Story Rating: 3 stars
Audio Rating: 2 stars
Narrator: Alexander Johns
Length: 5 hours, 4 minutes
Stuck in a dead-end job as a cook, Eric takes a road trip with his friend Nathan up the Oregon coast after the death of his beloved Grammy Jewel. Little does Eric know, but Nathan has a plan to buy a 90-year-old camp and convert it to a LGBT friendly resort using the inheritance left to him by his grandmother. Although much of the work is within their skill set, Eric decides that a handyman is in order and, after a number of failed attempts, contacts Tim Tate who agrees to the job.
Tim is quiet and distant, and incredibly attractive, which fuels Eric’s fantasies and his and Nathan’s speculation about Tim. Little by little, Tim loosens up and, as the work on Buchanan House progresses, Tim’s true nature comes to light. One day as Eric is wandering along the beach upset about an interaction with his brother, Eric is caught in the rising tide and is saved by Tim. In his slightly delusional state, Eric makes an advance on Tim, which Tim appears to ignore, and yet Eric can’t ignore it, can’t ignore Tim’s arousal, and regardless of what he saw, worries that he has upset Tim, whom Eric cannot afford to lose so close to opening weekend.
So I am notorious for not reading the publisher’s blurb when I pick out review books, but this time, I did read it and was intrigued by the premise: a 30-something MC who recently lost his grandmother and faces a major life change, all very interesting components, or so I thought. The actual story was a bit difficult to get into, and the leap from vacation to the purchase of Buchanan House had me confused enough to go back to the beginning of the chapter to see what I had missed.

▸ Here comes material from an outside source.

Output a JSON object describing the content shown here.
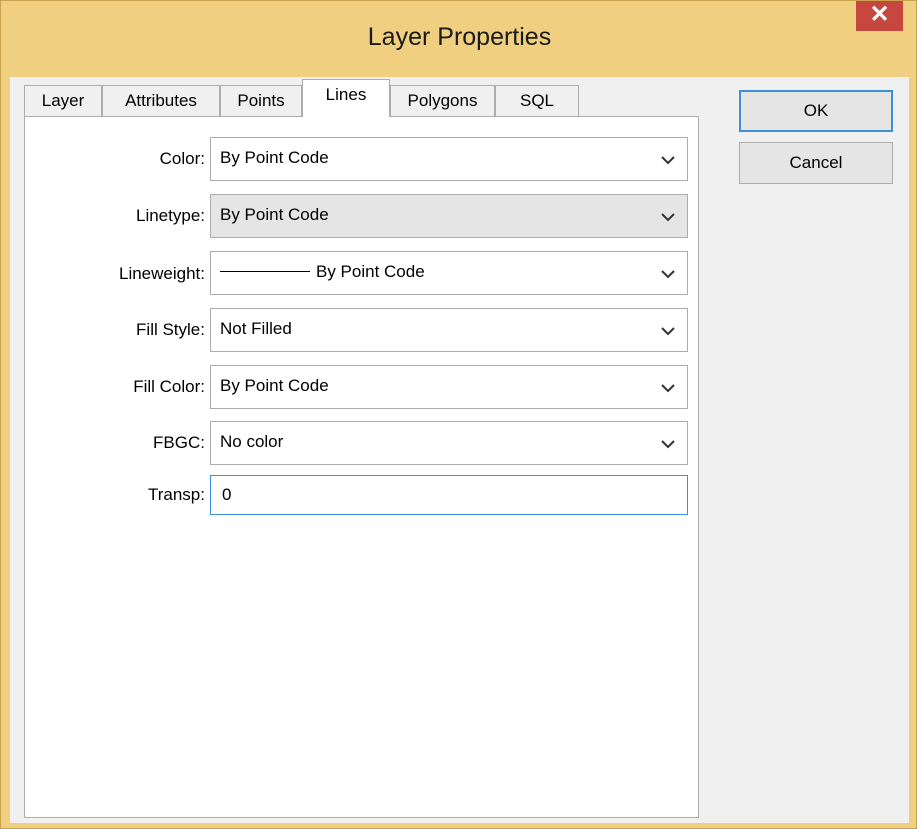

Now I may have found the story a bit challenging at the beginning, but the storyline did smooth out as it progressed, and some of the gaps were addressed in a way that made sense, but then some new elements were introduced that felt contrived. Eric’s brother Zach, yeah, his behavior and motivation made sense. His actions and the resulting confrontation felt so off base though. The inheritance. Not much, but enough to put a significant down payment on an inn and afford Tim and a number of custom pieces? Tim only charging $10 an hour for his labor? These thing did not mesh with reality, and yes, it is fiction, but it is contemporary fiction, and as such, I expect a certain plausibility.
The bulk of the characters were two-dimensional, including Tim, and Nathan, who really needed the depth considering their importance to the story. There were also the gaps, as mentioned above, which were eventually addressed, but left me confused in the meantime. Going back to Tim for a moment, I never truly understood him, his motivations, and his transition from handyman to Eric’s lover. It was so sudden and didn’t feel quite right.
Here is an example of the story being stronger without the narration. The characterizations were not too bad, but I don’t like hearing inhalations between sentences, whether in an audiobook, on TV, or on the radio. It is a pet peeve that pulls me out of the story. Johns’ narration also had other issues, such as numerous awkward pauses and some obvious mispronounced words. The most distracting part of the audio production was a hollow sound, like white noise in the background. This is a narrator that I personally will avoid in the future.
A review copy of this book was provided by Dreamspinner Press.